- [STUDY MATERIAL]
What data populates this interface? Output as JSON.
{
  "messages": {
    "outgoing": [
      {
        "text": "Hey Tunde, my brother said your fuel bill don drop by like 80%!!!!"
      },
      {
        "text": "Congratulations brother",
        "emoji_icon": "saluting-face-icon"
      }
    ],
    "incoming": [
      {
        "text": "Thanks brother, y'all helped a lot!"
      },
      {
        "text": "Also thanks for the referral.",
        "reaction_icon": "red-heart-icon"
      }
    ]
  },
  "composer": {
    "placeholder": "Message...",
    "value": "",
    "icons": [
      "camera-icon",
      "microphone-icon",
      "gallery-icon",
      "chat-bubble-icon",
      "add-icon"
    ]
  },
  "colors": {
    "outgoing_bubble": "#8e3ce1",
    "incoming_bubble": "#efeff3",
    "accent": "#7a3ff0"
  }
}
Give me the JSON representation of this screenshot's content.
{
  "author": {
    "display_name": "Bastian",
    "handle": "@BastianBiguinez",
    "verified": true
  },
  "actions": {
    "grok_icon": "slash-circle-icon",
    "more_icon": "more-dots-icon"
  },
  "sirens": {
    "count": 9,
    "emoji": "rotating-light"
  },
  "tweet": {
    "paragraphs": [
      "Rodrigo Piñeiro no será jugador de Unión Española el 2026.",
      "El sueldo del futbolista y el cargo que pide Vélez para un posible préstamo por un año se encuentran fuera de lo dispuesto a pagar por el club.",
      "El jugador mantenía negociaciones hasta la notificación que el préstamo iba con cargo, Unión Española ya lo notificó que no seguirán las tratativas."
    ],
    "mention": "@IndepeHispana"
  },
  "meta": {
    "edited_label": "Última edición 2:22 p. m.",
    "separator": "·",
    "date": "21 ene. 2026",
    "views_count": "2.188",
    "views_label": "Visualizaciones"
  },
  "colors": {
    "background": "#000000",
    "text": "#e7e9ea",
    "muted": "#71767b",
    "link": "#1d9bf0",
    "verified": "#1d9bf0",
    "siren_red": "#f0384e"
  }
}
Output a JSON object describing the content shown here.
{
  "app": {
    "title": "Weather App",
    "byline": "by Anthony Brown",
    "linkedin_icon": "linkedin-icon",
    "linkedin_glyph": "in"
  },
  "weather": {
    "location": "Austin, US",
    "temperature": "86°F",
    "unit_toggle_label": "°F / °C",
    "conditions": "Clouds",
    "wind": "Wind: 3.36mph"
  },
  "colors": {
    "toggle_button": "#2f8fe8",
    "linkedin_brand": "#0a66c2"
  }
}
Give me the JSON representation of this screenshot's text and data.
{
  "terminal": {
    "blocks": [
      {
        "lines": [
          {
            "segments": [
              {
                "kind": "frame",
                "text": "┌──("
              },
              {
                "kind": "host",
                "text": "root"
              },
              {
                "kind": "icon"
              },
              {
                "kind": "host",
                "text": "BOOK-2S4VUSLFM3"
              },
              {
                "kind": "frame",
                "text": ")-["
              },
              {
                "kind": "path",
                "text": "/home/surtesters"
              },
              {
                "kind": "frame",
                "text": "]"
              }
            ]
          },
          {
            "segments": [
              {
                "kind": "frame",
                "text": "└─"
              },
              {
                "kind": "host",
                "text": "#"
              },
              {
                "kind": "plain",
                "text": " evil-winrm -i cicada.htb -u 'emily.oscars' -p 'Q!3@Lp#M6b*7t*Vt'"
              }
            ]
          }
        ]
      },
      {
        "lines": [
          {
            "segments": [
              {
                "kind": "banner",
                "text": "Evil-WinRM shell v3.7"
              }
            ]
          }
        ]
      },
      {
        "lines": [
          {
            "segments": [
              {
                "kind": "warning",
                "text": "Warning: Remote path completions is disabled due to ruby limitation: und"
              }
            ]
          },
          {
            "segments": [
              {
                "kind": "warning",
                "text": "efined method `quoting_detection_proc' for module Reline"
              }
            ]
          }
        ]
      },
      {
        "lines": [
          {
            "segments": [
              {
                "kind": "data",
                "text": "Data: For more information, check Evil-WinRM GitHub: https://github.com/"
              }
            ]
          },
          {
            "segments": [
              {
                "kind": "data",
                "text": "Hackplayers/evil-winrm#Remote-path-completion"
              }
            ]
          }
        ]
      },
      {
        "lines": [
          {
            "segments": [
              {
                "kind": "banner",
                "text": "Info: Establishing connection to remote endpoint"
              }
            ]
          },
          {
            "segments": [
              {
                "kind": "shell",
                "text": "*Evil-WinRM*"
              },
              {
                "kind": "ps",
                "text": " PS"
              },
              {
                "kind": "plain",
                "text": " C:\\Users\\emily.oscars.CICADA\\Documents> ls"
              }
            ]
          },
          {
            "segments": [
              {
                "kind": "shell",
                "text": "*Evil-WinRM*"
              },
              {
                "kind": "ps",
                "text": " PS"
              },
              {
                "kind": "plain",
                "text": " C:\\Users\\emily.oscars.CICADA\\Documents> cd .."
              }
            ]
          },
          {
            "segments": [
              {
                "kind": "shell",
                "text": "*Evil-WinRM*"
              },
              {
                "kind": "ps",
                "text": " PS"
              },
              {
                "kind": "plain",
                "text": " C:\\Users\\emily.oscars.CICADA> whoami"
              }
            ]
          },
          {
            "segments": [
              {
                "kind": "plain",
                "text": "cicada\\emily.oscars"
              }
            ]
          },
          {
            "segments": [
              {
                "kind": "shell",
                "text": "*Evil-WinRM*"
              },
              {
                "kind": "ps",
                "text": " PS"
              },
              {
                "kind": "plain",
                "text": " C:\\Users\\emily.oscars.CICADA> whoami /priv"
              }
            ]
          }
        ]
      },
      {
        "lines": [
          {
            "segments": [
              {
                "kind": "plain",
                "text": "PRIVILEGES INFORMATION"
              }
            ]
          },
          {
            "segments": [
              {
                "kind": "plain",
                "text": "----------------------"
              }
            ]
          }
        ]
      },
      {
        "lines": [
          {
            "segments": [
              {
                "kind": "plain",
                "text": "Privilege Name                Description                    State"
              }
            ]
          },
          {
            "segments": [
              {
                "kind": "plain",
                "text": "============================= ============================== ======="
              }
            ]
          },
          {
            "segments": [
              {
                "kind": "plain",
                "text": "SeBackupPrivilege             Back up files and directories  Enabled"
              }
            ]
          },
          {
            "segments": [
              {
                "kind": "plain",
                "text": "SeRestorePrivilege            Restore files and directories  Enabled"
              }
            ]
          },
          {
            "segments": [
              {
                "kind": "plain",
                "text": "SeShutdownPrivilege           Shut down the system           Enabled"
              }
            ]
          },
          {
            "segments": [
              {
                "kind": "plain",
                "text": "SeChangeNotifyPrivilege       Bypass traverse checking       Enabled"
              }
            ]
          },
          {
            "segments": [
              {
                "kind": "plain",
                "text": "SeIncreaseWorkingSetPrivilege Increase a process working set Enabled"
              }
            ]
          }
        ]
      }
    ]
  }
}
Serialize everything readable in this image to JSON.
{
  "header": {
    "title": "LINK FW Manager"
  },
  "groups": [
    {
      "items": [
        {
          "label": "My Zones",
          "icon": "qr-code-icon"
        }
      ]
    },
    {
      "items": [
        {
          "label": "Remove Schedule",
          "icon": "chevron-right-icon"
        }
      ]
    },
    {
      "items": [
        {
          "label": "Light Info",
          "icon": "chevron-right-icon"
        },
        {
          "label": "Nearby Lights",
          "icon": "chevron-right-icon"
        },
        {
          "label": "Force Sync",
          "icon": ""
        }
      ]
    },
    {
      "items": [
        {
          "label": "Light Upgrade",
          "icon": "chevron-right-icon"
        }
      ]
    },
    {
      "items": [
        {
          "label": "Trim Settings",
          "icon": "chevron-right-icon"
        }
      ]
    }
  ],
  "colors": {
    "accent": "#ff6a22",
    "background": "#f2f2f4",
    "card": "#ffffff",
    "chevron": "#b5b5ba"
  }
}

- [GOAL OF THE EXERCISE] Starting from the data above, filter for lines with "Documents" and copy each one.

- [TASK RESULT]
                "text": " C:\\Users\\emily.oscars.CICADA\\Documents> ls"
                "text": " C:\\Users\\emily.oscars.CICADA\\Documents> cd .."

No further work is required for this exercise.